▶ _Your assignment_: What is needed here is every line of the records that includes "name".

▶ _Source records_:

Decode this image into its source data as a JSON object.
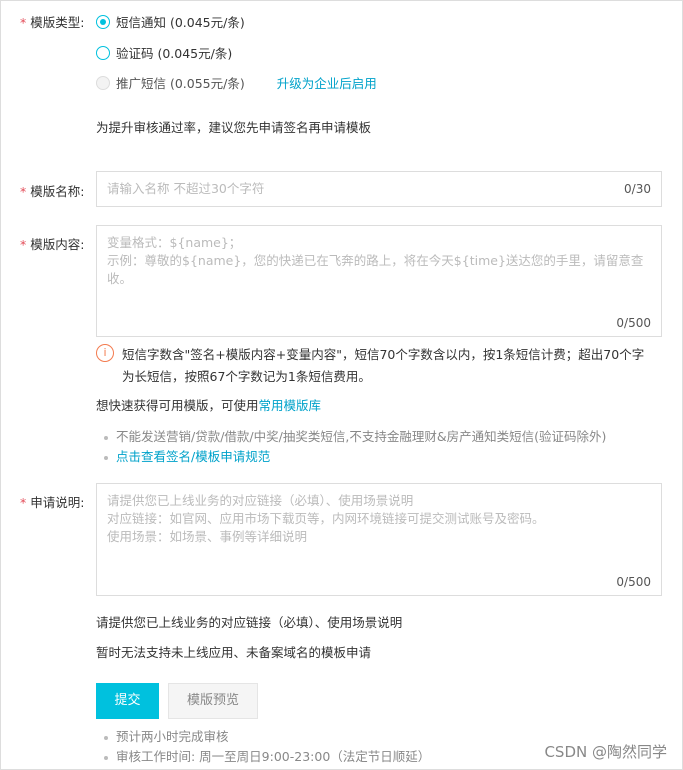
{
  "type": {
    "label": "模版类型:",
    "options": [
      {
        "label": "短信通知 (0.045元/条)",
        "checked": true,
        "disabled": false
      },
      {
        "label": "验证码 (0.045元/条)",
        "checked": false,
        "disabled": false
      },
      {
        "label": "推广短信 (0.055元/条)",
        "checked": false,
        "disabled": true
      }
    ],
    "upgrade_link": "升级为企业后启用",
    "hint": "为提升审核通过率，建议您先申请签名再申请模板"
  },
  "name": {
    "label": "模版名称:",
    "placeholder": "请输入名称 不超过30个字符",
    "counter": "0/30"
  },
  "content": {
    "label": "模版内容:",
    "placeholder": "变量格式：${name}；\n 示例：尊敬的${name}，您的快递已在飞奔的路上，将在今天${time}送达您的手里，请留意查收。",
    "counter": "0/500",
    "warning": "短信字数含\"签名+模版内容+变量内容\"，短信70个字数含以内，按1条短信计费；超出70个字为长短信，按照67个字数记为1条短信费用。",
    "quick_prefix": "想快速获得可用模版，可使用",
    "quick_link": "常用模版库",
    "bullets": [
      "不能发送营销/贷款/借款/中奖/抽奖类短信,不支持金融理财&房产通知类短信(验证码除外)"
    ],
    "bullet_link": "点击查看签名/模板申请规范"
  },
  "apply": {
    "label": "申请说明:",
    "placeholder": "请提供您已上线业务的对应链接（必填）、使用场景说明\n对应链接：如官网、应用市场下载页等，内网环境链接可提交测试账号及密码。\n使用场景：如场景、事例等详细说明",
    "counter": "0/500",
    "note1": "请提供您已上线业务的对应链接（必填）、使用场景说明",
    "note2": "暂时无法支持未上线应用、未备案域名的模板申请"
  },
  "actions": {
    "submit": "提交",
    "preview": "模版预览"
  },
  "footer_bullets": [
    "预计两小时完成审核",
    "审核工作时间: 周一至周日9:00-23:00（法定节日顺延）"
  ],
  "watermark": "CSDN @陶然同学",
  "colors": {
    "accent": "#00c1de",
    "link": "#00a2ca",
    "required": "#e34d59",
    "warning": "#f37b4f"
  },
  "icons": {
    "warning": "info-circle-icon"
  }
}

▶ _Task result_:
  "name": {
    "placeholder": "变量格式：${name}；\n 示例：尊敬的${name}，您的快递已在飞奔的路上，将在今天${time}送达您的手里，请留意查收。",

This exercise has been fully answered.